Today is the birthdate of my long-dead mother and her very alive identical twin sister, who turns eighty-nine this year. They were born several months early in a log cabin in the Bulkley Valley, thirty miles or so east of Smithers. Some kind of tenacity and luck meant they both survived their rocky start and grew tall and strong...
As on other anniversary days of various kinds, of course my head turns to the passing of time, the where we are now in relation to where we have been or where we might be in time future. It's the old pattern of wondering about past-present-future that starts I think as soon as we are old enough to have any concept of those "categories", fluid and ever-shifting as they are.
Time past can come alive sometimes, and amaze us. It does for me in an amazing gallery of photos from old greater Russia. I mean by that Russia proper and also Georgia, Dagestan, Armenia, Uzbekistan, and more. The photos were taken before the first war, around 1910. They're on this website (and here's the address in case the link doesn't work: http://www.boston.com/bigpicture/2010/08/russia_in_color_a_century_ago.html

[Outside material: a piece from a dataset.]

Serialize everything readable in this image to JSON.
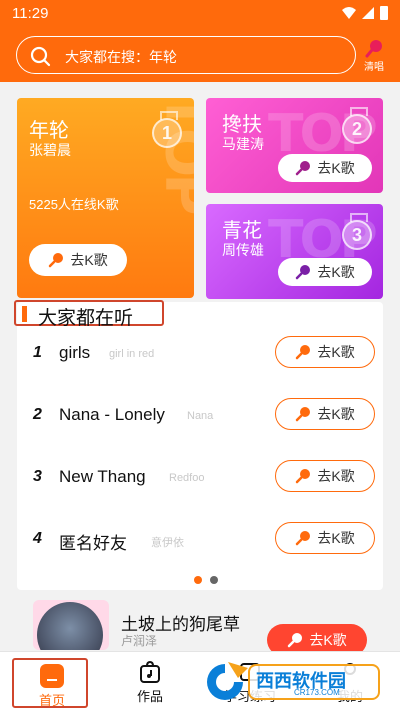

Do go and have a long look. Seeing the Armenian women, of course we wonder whether they were killed in the genocide or escaped to perhaps Georgia or Syria; seeing Dagestan I think about all the fighting there has been in that region, and wonder whether the descendants of the people in the photos are still there. Have they seen these photos? Probably not, is my guess.
The view of Tbilisi shows a small city by a river, not the sprawling messier place it has of course become. But you can see the old baths, the churches, the winding river, and get a feel for the place. And the power of the Emir of Bukhara is palpable, as he sits formally for his portrait, dressed in a gorgeous blue robe.

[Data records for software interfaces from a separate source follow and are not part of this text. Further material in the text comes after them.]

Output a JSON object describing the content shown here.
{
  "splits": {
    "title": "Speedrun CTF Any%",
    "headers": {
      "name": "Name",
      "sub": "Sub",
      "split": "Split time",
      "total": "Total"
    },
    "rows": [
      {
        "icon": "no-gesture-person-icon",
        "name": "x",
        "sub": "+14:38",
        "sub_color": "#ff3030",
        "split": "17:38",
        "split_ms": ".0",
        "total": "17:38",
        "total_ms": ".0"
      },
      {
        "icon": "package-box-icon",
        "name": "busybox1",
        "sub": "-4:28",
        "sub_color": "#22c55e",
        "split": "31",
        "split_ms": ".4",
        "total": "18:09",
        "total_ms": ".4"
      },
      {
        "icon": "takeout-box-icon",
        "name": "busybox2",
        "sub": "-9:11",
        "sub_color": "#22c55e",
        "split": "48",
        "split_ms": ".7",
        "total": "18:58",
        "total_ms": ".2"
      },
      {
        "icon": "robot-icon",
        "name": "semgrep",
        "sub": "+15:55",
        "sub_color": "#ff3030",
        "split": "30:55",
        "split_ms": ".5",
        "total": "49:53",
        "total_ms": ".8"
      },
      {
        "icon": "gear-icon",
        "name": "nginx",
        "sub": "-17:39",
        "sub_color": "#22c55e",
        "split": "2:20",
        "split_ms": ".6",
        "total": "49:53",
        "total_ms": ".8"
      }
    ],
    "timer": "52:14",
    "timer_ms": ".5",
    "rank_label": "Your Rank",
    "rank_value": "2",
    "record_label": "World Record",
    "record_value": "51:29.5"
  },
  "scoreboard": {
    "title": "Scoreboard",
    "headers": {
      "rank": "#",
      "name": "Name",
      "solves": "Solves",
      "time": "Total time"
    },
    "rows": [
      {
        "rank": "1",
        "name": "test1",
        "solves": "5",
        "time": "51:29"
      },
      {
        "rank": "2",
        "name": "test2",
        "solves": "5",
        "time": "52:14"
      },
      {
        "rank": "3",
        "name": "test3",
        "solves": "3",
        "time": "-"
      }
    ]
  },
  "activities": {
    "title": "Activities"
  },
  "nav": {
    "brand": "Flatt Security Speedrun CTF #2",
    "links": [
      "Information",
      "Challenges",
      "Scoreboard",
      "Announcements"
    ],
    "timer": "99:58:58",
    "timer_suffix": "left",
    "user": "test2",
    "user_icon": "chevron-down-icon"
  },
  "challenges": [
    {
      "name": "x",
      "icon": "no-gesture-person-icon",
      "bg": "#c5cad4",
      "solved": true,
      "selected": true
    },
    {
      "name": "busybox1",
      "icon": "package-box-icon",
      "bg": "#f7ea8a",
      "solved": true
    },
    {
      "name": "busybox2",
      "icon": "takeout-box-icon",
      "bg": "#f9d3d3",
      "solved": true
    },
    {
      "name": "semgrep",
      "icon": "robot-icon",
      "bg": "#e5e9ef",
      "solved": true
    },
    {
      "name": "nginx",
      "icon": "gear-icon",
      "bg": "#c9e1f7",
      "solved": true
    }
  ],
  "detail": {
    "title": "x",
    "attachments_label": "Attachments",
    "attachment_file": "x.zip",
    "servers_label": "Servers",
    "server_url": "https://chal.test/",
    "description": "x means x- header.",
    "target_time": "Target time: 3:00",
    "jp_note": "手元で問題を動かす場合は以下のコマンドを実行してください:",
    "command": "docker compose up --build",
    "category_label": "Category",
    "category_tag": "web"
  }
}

Mostly we glimpse the past in our mind's eye, stimulated by the words of a novel or a passing scent that evokes another time and place, or a tune that transports us. So it is astonishing to have these images, captured so carefully by a photographer who did his best to make colour images in a time when colour film was not available, by shooting through filters, three takes of the same shot, then combining them. The article that accompanies the gallery explains the technique a little.
There's a respect for the moment in this work that is all too easy to lose in theis era of easy digital shooting. I find the images haunting, and the idea of this photo project awe-inspiring. It reminds me of the movie footage shot in the late 1940's in small Ontario towns - another project of documentation that honours its subjects. And now, so many years later, these images and films, documenting time and people that are firmly in time past, are like a gift handed to us across the years...
What will we leave for future generations to find and marvel at?